By Atty. Jose Mari BFU Tirol
(The author is the dean of the College of Law of the University of San Agustin)
Labor Secretary Silvestre Bello III recently questioned the need for licensure examinations and recommended the abolition of the licensure examinations for nurses, dentists, and engineers, and the bar examinations. A day later (July 8), he said that he was not calling for their abolition, but for the Philippine Nurses Association and Professional Regulation Commission (PRC) “to study the possibility”. As expected, his statements inspired many comments and criticisms, both constructive and crass.
His call stems from the saying that in the Philippines, the PRC regulates all professions except the legal profession, which is under the Supreme Court (SC).
Parenthetically, there are other professions that are not regulated by the PRC or the SC. For example, civil servants, both professional and sub-professional, are under the CSC, professional drivers are under the LTO, and the practitioners of the world’s oldest profession obtain their permits from their LGUs. Gross immorality is a ground for disciplinary action for the first three, what about the last two especially the drivers who are sweet lovers?
Kidding aside, professional licensure examinations serve a very vital function in our society. They are the State’s way of ensuring that only those who have complied with the necessary educational and other requirements, and possess the requisite knowledge and skills, will be granted the privilege to engage in professional activity. Even Singapore, which then-vice presidential candidate Alan Peter Cayetano said the Philippines will be under a Duterte presidency, administers a bar examinations for prospective lawyers.

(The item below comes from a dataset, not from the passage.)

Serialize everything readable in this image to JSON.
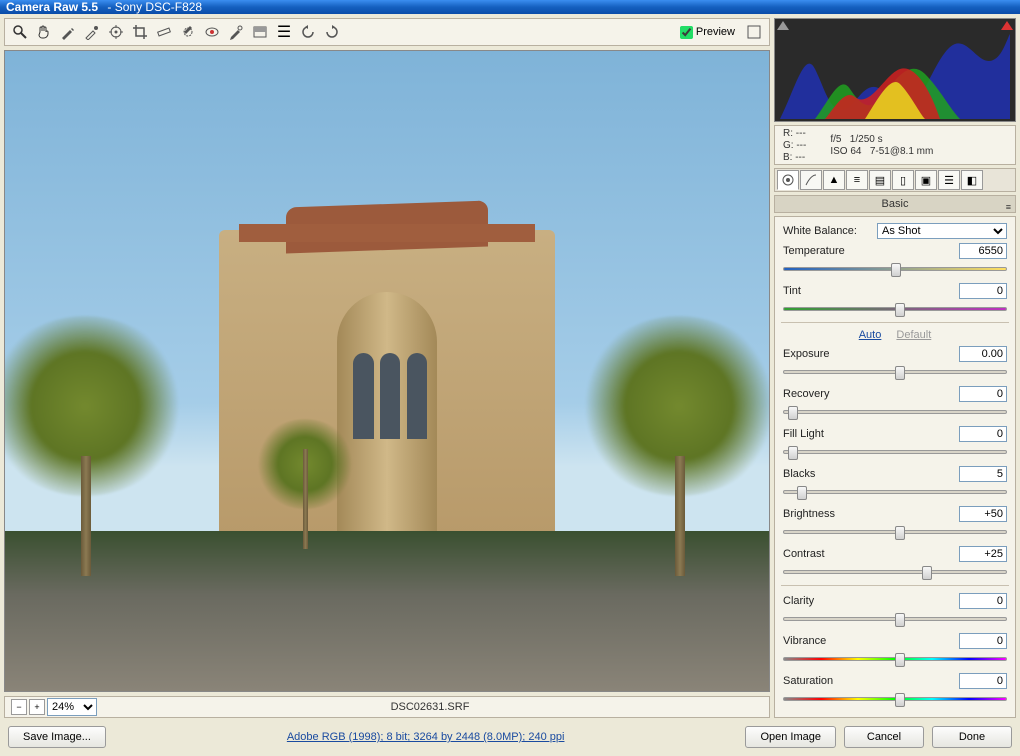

Nevertheless, there is some merit to the Secretary’s call. None of the licensure exams are perfect indicators of the examinees’ capacity (moral, intellectual) to practice their intended professions. Not a few professionals have been disciplined by the PRC or SC, and even had their licenses taken away from them, after it was proven that they did not possess the necessary fitness to continue being members of their chosen profession. As I have said to my students about the practice of law: “strive to enrich jurisprudence, but not at your expense.” and the bar examinations (which also applies to all other licensure examinations): “Not everyone who becomes a lawyer, deserves to be one. Not everyone who deserves to be a lawyer, becomes one.”
One who calls for (or “to study the possibility” of) the elimination of the board and bar examinations implicitly states that they are a problem. What is the problem, and will their elimination solve it? Furthermore, logic dictates that the proponent would also call for the abolition of the Civil Service examinations, along with the qualifying examinations that government offices (including DOLE) administer to their applicants. Are these examinations problems too?
This is not to say however that laymen have no say in how they live their lives, especially those who have little or no access to professional help. They can, and some are unfortunately forced to self-medicate, construct their houses without the assistance of architects and engineers, and represent themselves in court, subject only to their ultimate obligation to be responsible for the consequences of their actions. As I said in a previous piece (The Rule of Law [and lawyers] according to populist Machiavellian logic and Shakespearean prose, June 10, 2021), lawyers “…do not have a monopoly of the necessary qualifications, skills, and responsibility to protect and uphold the Rule of Law; it is everyone’s obligation to do so. Nevertheless, common sense dictates that one who has a problem should seek a trained and competent professional who can provide him with the assistance he needs and deserves. After all, a little learning is a dangerous thing…”
Will abolishing the licensure examinations increase the number of qualified professionals in the country? Yes, if they are viewed simply as such – examinations. But they are more than that, since they serve a very vital societal function, as discussed above.
At any rate, those who do not possess licenses from the PRC and/or the SC are a very significant human resource. Their knowledge qualifies them to become paraprofessionals, who can give our countrymen first-aid solutions to their concerns, before they are referred to a licensed professional. I submit that this is the proper way to appreciate them, and to view the situation that the good Secretary wants to study.